Without changing anything, reproduce every record below.
:: Supplied records ::
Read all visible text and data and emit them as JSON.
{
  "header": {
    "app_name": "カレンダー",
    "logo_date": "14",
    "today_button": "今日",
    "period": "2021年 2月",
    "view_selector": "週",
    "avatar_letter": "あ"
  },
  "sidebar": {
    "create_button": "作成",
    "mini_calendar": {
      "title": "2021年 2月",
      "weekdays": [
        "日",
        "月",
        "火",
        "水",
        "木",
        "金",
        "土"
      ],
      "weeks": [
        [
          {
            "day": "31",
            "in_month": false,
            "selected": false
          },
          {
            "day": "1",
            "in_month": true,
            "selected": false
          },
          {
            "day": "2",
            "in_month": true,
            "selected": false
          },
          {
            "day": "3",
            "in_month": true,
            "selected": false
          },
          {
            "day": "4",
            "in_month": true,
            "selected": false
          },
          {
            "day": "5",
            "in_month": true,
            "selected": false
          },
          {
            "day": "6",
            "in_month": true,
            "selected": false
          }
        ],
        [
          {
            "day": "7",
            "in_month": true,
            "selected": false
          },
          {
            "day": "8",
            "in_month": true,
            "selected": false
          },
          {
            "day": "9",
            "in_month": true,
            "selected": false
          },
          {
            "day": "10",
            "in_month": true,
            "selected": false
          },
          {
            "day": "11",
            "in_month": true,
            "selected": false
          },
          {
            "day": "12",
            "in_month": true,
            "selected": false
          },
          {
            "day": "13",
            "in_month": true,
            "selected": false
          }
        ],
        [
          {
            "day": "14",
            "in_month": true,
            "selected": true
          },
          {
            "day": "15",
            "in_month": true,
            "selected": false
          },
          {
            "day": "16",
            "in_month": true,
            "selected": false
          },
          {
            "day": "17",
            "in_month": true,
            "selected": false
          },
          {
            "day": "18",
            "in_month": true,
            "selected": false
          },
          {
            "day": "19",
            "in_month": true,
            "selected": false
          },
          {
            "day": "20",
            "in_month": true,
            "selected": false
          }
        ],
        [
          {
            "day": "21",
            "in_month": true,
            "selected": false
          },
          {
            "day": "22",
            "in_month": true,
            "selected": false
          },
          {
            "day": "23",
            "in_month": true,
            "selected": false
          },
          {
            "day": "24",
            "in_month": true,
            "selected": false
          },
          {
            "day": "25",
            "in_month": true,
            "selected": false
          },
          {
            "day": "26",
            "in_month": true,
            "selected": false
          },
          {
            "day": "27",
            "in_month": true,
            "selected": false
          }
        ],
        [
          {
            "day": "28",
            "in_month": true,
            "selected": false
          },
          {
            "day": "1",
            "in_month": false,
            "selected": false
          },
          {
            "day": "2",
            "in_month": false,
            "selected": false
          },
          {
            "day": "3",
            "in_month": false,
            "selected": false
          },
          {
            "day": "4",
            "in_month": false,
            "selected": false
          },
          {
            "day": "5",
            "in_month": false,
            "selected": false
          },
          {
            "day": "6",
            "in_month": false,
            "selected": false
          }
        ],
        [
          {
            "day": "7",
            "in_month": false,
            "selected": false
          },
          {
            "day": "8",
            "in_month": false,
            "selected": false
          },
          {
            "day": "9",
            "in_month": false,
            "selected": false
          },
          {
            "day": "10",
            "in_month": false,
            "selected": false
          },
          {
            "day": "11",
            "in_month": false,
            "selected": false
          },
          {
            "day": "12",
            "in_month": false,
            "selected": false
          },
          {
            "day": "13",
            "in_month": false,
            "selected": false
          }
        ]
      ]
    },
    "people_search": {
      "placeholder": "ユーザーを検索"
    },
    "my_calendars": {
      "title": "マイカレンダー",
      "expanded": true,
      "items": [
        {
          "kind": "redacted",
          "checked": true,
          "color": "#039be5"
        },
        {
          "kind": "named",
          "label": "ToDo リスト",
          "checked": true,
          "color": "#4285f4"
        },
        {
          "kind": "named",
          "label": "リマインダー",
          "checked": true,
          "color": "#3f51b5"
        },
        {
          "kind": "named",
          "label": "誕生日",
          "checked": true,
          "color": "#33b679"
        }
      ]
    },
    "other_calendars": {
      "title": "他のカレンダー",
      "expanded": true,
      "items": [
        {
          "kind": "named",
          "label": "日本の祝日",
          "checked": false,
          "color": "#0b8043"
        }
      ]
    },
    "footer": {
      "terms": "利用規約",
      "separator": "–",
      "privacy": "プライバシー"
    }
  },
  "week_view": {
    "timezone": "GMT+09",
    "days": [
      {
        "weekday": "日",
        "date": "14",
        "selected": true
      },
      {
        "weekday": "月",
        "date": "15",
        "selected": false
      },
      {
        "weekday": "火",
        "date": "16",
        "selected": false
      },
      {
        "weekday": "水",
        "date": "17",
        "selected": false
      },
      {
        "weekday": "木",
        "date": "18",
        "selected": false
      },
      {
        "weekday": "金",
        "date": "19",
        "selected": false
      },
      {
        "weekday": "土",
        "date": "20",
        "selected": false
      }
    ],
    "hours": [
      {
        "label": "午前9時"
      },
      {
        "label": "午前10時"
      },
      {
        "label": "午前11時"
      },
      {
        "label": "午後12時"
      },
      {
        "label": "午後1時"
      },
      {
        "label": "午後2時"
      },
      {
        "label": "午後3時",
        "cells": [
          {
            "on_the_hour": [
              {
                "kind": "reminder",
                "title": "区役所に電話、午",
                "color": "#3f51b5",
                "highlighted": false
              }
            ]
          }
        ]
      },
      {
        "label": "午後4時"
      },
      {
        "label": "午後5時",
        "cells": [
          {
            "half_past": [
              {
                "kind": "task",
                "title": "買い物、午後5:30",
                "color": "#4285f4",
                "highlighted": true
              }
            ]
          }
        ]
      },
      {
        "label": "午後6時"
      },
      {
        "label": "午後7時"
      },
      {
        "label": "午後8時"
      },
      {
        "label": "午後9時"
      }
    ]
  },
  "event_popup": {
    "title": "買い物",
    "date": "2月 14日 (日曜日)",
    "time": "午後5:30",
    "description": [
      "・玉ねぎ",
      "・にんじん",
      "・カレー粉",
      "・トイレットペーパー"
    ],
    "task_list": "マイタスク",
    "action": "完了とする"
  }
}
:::
▶ Written answer
Read all visible text and data and emit them as JSON.
{
  "header": {
    "app_name": "カレンダー",
    "logo_date": "14",
    "today_button": "今日",
    "period": "2021年 2月",
    "view_selector": "週",
    "avatar_letter": "あ"
  },
  "sidebar": {
    "create_button": "作成",
    "mini_calendar": {
      "title": "2021年 2月",
      "weekdays": [
        "日",
        "月",
        "火",
        "水",
        "木",
        "金",
        "土"
      ],
      "weeks": [
        [
          {
            "day": "31",
            "in_month": false,
            "selected": false
          },
          {
            "day": "1",
            "in_month": true,
            "selected": false
          },
          {
            "day": "2",
            "in_month": true,
            "selected": false
          },
          {
            "day": "3",
            "in_month": true,
            "selected": false
          },
          {
            "day": "4",
            "in_month": true,
            "selected": false
          },
          {
            "day": "5",
            "in_month": true,
            "selected": false
          },
          {
            "day": "6",
            "in_month": true,
            "selected": false
          }
        ],
        [
          {
            "day": "7",
            "in_month": true,
            "selected": false
          },
          {
            "day": "8",
            "in_month": true,
            "selected": false
          },
          {
            "day": "9",
            "in_month": true,
            "selected": false
          },
          {
            "day": "10",
            "in_month": true,
            "selected": false
          },
          {
            "day": "11",
            "in_month": true,
            "selected": false
          },
          {
            "day": "12",
            "in_month": true,
            "selected": false
          },
          {
            "day": "13",
            "in_month": true,
            "selected": false
          }
        ],
        [
          {
            "day": "14",
            "in_month": true,
            "selected": true
          },
          {
            "day": "15",
            "in_month": true,
            "selected": false
          },
          {
            "day": "16",
            "in_month": true,
            "selected": false
          },
          {
            "day": "17",
            "in_month": true,
            "selected": false
          },
          {
            "day": "18",
            "in_month": true,
            "selected": false
          },
          {
            "day": "19",
            "in_month": true,
            "selected": false
          },
          {
            "day": "20",
            "in_month": true,
            "selected": false
          }
        ],
        [
          {
            "day": "21",
            "in_month": true,
            "selected": false
          },
          {
            "day": "22",
            "in_month": true,
            "selected": false
          },
          {
            "day": "23",
            "in_month": true,
            "selected": false
          },
          {
            "day": "24",
            "in_month": true,
            "selected": false
          },
          {
            "day": "25",
            "in_month": true,
            "selected": false
          },
          {
            "day": "26",
            "in_month": true,
            "selected": false
          },
          {
            "day": "27",
            "in_month": true,
            "selected": false
          }
        ],
        [
          {
            "day": "28",
            "in_month": true,
            "selected": false
          },
          {
            "day": "1",
            "in_month": false,
            "selected": false
          },
          {
            "day": "2",
            "in_month": false,
            "selected": false
          },
          {
            "day": "3",
            "in_month": false,
            "selected": false
          },
          {
            "day": "4",
            "in_month": false,
            "selected": false
          },
          {
            "day": "5",
            "in_month": false,
            "selected": false
          },
          {
            "day": "6",
            "in_month": false,
            "selected": false
          }
        ],
        [
          {
            "day": "7",
            "in_month": false,
            "selected": false
          },
          {
            "day": "8",
            "in_month": false,
            "selected": false
          },
          {
            "day": "9",
            "in_month": false,
            "selected": false
          },
          {
            "day": "10",
            "in_month": false,
            "selected": false
          },
          {
            "day": "11",
            "in_month": false,
            "selected": false
          },
          {
            "day": "12",
            "in_month": false,
            "selected": false
          },
          {
            "day": "13",
            "in_month": false,
            "selected": false
          }
        ]
      ]
    },
    "people_search": {
      "placeholder": "ユーザーを検索"
    },
    "my_calendars": {
      "title": "マイカレンダー",
      "expanded": true,
      "items": [
        {
          "kind": "redacted",
          "checked": true,
          "color": "#039be5"
        },
        {
          "kind": "named",
          "label": "ToDo リスト",
          "checked": true,
          "color": "#4285f4"
        },
        {
          "kind": "named",
          "label": "リマインダー",
          "checked": true,
          "color": "#3f51b5"
        },
        {
          "kind": "named",
          "label": "誕生日",
          "checked": true,
          "color": "#33b679"
        }
      ]
    },
    "other_calendars": {
      "title": "他のカレンダー",
      "expanded": true,
      "items": [
        {
          "kind": "named",
          "label": "日本の祝日",
          "checked": false,
          "color": "#0b8043"
        }
      ]
    },
    "footer": {
      "terms": "利用規約",
      "separator": "–",
      "privacy": "プライバシー"
    }
  },
  "week_view": {
    "timezone": "GMT+09",
    "days": [
      {
        "weekday": "日",
        "date": "14",
        "selected": true
      },
      {
        "weekday": "月",
        "date": "15",
        "selected": false
      },
      {
        "weekday": "火",
        "date": "16",
        "selected": false
      },
      {
        "weekday": "水",
        "date": "17",
        "selected": false
      },
      {
        "weekday": "木",
        "date": "18",
        "selected": false
      },
      {
        "weekday": "金",
        "date": "19",
        "selected": false
      },
      {
        "weekday": "土",
        "date": "20",
        "selected": false
      }
    ],
    "hours": [
      {
        "label": "午前9時"
      },
      {
        "label": "午前10時"
      },
      {
        "label": "午前11時"
      },
      {
        "label": "午後12時"
      },
      {
        "label": "午後1時"
      },
      {
        "label": "午後2時"
      },
      {
        "label": "午後3時",
        "cells": [
          {
            "on_the_hour": [
              {
                "kind": "reminder",
                "title": "区役所に電話、午",
                "color": "#3f51b5",
                "highlighted": false
              }
            ]
          }
        ]
      },
      {
        "label": "午後4時"
      },
      {
        "label": "午後5時",
        "cells": [
          {
            "half_past": [
              {
                "kind": "task",
                "title": "買い物、午後5:30",
                "color": "#4285f4",
                "highlighted": true
              }
            ]
          }
        ]
      },
      {
        "label": "午後6時"
      },
      {
        "label": "午後7時"
      },
      {
        "label": "午後8時"
      },
      {
        "label": "午後9時"
      }
    ]
  },
  "event_popup": {
    "title": "買い物",
    "date": "2月 14日 (日曜日)",
    "time": "午後5:30",
    "description": [
      "・玉ねぎ",
      "・にんじん",
      "・カレー粉",
      "・トイレットペーパー"
    ],
    "task_list": "マイタスク",
    "action": "完了とする"
  }
}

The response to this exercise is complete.